According to a May 1954 Daily Variety item, Humphrey Bogart, through his Santana film company, attempted to purchase the Hayes's novel but was outbid by Paramount. Bogart had played a role similar to "Glenn Griffin" in The Petrified Forest, the 1936 film that made him a star (see AFI Catalog of Motion Pictures, 1931-40). Modern sources claim that Hayes signed with Paramount because the studio agreed to hire him to write the screenplay and because of director William Wyler's reputation. Wyler had read Hayes's novel in manuscript form and, according to modern sources, asked Paramount to buy it. According to February 1956 correspondence from the Screen Writers Guild, contained in the file on the film at the AMPAS Library, John Mock and Elizabeth Eberhardy were incorrectly credited in an April 1955 Screen Achievements Bulletin listing as contributing to the screenplay's construction along with Jay Dratler.

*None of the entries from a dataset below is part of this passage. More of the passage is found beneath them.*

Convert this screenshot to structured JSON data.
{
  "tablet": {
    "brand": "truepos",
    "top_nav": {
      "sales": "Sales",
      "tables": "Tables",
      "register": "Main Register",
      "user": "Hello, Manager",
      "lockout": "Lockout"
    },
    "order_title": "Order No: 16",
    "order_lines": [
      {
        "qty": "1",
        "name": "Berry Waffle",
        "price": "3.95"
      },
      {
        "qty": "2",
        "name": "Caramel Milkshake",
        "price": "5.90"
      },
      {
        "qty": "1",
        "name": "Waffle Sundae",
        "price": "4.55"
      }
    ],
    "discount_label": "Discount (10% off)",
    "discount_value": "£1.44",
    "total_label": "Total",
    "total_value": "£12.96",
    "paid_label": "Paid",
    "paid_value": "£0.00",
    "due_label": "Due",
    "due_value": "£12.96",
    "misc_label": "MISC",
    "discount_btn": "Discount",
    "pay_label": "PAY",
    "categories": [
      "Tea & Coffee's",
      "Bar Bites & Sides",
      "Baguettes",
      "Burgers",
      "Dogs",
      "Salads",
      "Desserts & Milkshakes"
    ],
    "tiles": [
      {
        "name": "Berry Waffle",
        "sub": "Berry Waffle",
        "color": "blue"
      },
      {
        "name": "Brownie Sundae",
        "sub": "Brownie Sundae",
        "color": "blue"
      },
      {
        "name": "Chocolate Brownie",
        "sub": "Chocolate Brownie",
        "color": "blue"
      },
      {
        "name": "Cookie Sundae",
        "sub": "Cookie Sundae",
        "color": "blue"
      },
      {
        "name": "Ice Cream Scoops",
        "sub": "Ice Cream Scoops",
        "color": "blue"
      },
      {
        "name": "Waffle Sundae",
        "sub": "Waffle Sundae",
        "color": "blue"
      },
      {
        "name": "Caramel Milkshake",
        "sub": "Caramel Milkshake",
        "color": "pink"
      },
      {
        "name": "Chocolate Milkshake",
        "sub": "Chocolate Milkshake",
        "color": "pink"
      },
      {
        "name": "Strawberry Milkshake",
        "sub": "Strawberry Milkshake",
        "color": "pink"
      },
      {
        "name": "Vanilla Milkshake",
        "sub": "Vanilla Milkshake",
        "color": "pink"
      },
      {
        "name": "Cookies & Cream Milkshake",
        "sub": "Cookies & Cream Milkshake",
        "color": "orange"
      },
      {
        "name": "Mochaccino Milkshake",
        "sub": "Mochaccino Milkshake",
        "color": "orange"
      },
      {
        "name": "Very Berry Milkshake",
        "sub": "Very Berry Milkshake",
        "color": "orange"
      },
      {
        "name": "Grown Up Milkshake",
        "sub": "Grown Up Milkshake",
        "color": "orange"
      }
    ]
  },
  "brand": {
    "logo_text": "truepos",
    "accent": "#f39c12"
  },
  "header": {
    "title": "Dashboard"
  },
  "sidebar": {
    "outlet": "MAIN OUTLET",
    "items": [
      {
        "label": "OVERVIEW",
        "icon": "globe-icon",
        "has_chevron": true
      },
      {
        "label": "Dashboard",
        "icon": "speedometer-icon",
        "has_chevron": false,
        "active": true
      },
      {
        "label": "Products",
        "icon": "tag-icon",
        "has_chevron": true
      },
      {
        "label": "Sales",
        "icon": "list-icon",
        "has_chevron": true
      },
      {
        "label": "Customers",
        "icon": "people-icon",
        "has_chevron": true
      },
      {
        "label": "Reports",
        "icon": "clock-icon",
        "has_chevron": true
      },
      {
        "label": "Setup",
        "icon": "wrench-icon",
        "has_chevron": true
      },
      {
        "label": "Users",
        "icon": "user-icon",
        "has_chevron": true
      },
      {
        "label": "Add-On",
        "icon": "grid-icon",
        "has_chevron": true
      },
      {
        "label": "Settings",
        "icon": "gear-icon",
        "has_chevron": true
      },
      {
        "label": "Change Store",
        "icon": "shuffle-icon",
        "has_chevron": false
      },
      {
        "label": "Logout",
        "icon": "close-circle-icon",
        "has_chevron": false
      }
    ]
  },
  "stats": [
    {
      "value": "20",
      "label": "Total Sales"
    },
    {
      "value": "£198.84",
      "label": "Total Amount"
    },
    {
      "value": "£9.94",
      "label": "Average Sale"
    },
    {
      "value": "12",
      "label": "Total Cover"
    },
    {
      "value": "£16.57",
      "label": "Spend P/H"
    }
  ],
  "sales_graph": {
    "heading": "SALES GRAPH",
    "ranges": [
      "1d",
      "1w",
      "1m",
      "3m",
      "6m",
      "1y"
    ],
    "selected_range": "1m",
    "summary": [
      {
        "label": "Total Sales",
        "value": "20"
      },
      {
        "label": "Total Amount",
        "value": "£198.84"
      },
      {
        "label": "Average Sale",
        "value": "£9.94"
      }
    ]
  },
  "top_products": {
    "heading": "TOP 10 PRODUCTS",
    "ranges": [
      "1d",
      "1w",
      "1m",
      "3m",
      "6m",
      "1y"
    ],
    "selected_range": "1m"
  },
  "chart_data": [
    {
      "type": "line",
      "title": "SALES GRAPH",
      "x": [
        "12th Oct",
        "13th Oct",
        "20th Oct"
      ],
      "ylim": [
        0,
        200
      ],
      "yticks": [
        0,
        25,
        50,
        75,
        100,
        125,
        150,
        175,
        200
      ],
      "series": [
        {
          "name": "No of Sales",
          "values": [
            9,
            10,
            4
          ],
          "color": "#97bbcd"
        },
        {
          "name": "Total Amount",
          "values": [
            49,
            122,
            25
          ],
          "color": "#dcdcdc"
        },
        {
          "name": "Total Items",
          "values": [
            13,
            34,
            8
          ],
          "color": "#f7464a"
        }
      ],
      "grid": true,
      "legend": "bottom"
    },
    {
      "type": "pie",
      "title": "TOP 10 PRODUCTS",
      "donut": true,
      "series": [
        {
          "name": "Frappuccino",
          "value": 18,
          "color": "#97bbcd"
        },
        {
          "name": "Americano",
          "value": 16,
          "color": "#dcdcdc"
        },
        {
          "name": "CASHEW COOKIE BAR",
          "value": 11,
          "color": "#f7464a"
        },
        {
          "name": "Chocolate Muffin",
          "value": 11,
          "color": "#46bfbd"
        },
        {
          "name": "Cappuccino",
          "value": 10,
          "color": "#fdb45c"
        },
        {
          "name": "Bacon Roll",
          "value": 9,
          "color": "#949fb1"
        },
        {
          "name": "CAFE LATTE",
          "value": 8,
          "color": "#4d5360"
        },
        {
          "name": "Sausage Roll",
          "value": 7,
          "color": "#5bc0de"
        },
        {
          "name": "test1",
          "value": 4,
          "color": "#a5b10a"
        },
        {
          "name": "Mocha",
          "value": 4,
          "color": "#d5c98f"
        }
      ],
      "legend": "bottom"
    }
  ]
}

Modern sources state that Wyler originally wanted Gary Cooper or Henry Fonda to play Dan, and Marlon Brando or James Dean to play the part of Glenn, who in the stage version, was a young man. Modern sources also claim that Wyler asked Spencer Tracy to portray Dan, but when Tracy and Bogart could not agree on screen billing, cast Fredric March, who had starred in his 1946 film The Best Years of Our Lives (see AFI Catalog of Feature Films, 1941-50). As noted in news items, Raymond Burr was cast in the film, but had to drop out due to scheduling conflicts with You're Never Too Young . News items announced that Richard Erdman had been cast in the role of a reporter, and Erdman is listed in Hollywood Reporter production charts, but neither he nor his character appear in the final film. Arthur Franz also was announced as a cast member in Hollywood Reporter, but he, too, was not in the final film. Hollywood Reporter news items add Jesslyn Fax and Ed Ralph to the cast, but their appearance in the final film has not been confirmed. Night exteriors were shot on Universal Studios' back lot, according to modern sources, and a thoroughly furnished, seven-room house was built on the Paramount lot for the film's interiors.
Despite generally good reviews, The Desperate Hours was a box office failure. On December 13, 1967, the ABC television network broadcast a version of Hayes's play, directed by Ted Kotcheff and starring Arthur Hill, Teresa Wright and George Segal. In 1990, Michael Cimino directed a remake of The Desperate Hours, titled Desperate Hours. The MGM-UA release, for which Hayes received an onscreen writing credit, starred Mickey Rourke, Anthony Hopkins and Mimi Rogers.